Objective: To evaluate the efficacy of intravenous (i.v.) clodronate in patients with reflex sympathetic dystrophy syndrome (RSDS) and to assess the urinary excretion of type I collagen crosslinked N-telopeptide (NTx) before and after the treatment.
Methods: Thirty-two patients with RSDS were randomized to receive either i.v. clodronate 300 mg daily for 10 consecutive days or placebo. Forty days later, the placebo treated patients received the clodronate treatment. Outcome measures included as a primary endpoint the visual analog scale of pain (VAS, range 0-100); secondary endpoints were a clinical global assessment (CGA, range 0-3) and an efficacy verbal score (EVS, range 0-3). Clinical and biochemical assessments were performed before the treatment, 40 (T40), 90 (T90), and 180 (T180) days later.

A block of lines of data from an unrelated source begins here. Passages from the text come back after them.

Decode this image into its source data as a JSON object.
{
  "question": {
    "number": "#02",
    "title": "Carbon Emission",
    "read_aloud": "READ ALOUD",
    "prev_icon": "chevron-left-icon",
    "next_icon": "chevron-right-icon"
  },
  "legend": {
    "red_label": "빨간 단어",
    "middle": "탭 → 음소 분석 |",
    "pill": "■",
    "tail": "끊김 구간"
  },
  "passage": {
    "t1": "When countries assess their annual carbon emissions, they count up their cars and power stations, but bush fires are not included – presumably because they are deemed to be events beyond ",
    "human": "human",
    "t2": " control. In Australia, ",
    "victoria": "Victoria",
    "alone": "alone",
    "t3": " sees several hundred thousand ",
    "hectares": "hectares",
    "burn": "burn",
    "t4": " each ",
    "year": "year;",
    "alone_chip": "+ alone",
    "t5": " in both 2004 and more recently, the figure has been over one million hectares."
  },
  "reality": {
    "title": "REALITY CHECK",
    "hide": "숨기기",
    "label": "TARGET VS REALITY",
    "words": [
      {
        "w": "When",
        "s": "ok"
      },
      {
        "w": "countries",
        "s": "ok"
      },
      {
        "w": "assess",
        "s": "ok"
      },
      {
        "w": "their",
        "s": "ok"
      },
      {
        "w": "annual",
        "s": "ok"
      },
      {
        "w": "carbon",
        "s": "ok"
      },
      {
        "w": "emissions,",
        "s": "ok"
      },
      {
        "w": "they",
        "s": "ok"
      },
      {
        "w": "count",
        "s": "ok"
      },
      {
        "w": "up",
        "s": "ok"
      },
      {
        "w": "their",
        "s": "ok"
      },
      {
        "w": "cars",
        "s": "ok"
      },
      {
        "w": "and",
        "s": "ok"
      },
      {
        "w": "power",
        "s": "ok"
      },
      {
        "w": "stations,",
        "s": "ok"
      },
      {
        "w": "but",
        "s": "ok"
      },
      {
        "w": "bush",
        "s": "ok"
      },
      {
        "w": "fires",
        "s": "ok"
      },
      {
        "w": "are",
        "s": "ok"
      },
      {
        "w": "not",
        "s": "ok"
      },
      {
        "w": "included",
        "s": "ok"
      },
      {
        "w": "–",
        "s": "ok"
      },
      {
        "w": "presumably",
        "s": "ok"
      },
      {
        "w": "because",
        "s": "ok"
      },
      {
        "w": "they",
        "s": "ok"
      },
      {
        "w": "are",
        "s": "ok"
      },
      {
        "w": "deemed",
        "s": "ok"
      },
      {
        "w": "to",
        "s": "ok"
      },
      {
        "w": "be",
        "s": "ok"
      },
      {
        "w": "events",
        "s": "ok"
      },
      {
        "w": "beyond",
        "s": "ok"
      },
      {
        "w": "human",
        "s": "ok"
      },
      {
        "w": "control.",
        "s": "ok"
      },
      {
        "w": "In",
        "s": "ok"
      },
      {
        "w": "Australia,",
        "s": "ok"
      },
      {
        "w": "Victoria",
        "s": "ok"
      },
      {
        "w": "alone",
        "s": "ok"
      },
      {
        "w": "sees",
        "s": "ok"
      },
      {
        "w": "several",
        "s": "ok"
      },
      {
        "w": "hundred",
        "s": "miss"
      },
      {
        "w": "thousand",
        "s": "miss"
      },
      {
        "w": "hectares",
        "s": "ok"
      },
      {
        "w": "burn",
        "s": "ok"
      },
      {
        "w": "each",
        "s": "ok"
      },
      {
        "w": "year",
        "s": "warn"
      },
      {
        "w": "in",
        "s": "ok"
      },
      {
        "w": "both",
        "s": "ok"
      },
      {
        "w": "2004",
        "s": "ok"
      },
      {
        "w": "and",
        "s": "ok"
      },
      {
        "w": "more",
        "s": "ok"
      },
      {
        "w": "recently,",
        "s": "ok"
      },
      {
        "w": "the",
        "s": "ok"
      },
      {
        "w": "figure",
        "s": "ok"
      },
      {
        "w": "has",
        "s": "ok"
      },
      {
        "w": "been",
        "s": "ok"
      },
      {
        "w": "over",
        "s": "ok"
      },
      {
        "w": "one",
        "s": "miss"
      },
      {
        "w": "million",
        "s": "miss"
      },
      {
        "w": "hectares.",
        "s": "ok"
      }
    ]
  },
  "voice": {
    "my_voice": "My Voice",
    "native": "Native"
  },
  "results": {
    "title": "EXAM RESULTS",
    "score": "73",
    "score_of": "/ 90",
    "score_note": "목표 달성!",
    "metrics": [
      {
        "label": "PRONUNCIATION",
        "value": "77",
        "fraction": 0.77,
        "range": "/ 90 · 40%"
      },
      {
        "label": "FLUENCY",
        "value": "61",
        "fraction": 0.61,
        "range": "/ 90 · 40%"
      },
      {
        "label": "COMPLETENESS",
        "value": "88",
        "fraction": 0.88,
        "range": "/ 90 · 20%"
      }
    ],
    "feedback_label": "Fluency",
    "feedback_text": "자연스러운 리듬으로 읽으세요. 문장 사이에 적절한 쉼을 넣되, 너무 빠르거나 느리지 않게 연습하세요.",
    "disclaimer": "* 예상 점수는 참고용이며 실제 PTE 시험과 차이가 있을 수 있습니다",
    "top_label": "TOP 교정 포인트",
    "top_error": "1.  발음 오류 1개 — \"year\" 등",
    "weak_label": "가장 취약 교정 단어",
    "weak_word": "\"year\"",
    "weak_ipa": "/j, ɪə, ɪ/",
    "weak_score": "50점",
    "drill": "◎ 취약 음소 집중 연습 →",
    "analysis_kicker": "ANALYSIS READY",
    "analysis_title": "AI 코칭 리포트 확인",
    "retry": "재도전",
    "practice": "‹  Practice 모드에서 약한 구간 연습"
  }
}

Results: At T40 the 15 patients randomized to clodronate treatment showed significant decreases of VAS and CGA (p = 0.002, p = 0.001, respectively). Compared with the placebo group (17 patients), significant differences were found in all clinical variables (VAS: p = 0.001; CGA: p = 0.001; EVS: p<0.0001). A further clinical improvement was observed throughout the study. Pooling the results of all 32 patients after clodronate treatment, at T180 the overall percentage decrease of VAS was 93.2+/-15.6%, with 30 patients significantly improved or asymptomatic. Significant inverse correlations between baseline NTx values and decreases of VAS were found at T90 (p = 0.03) and T180 (p = 0.01). No adverse events related to treatment occurred.

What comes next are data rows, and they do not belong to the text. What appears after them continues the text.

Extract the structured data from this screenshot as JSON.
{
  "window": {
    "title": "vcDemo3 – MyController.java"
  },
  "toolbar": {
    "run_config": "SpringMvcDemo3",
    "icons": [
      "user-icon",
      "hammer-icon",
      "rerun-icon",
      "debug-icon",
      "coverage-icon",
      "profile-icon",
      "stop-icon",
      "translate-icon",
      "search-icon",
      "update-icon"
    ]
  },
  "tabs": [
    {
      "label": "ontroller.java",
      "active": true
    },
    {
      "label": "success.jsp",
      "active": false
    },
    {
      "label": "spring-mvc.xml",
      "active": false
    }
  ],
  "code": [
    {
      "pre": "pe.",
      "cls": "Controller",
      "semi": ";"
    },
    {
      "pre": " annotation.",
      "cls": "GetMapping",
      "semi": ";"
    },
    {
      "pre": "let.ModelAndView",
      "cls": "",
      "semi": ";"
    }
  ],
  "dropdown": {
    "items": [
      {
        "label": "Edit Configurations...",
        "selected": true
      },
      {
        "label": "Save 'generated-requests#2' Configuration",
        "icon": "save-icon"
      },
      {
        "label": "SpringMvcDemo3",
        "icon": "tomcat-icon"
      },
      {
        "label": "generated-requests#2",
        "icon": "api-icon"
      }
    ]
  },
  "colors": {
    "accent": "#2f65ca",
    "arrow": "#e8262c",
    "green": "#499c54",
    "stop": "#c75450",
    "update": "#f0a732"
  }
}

Conclusion: A 10 day i.v. clodronate course is better than placebo and effective in the treatment of RSDS. NTx seems to be a predictive factor for clodronate efficacy.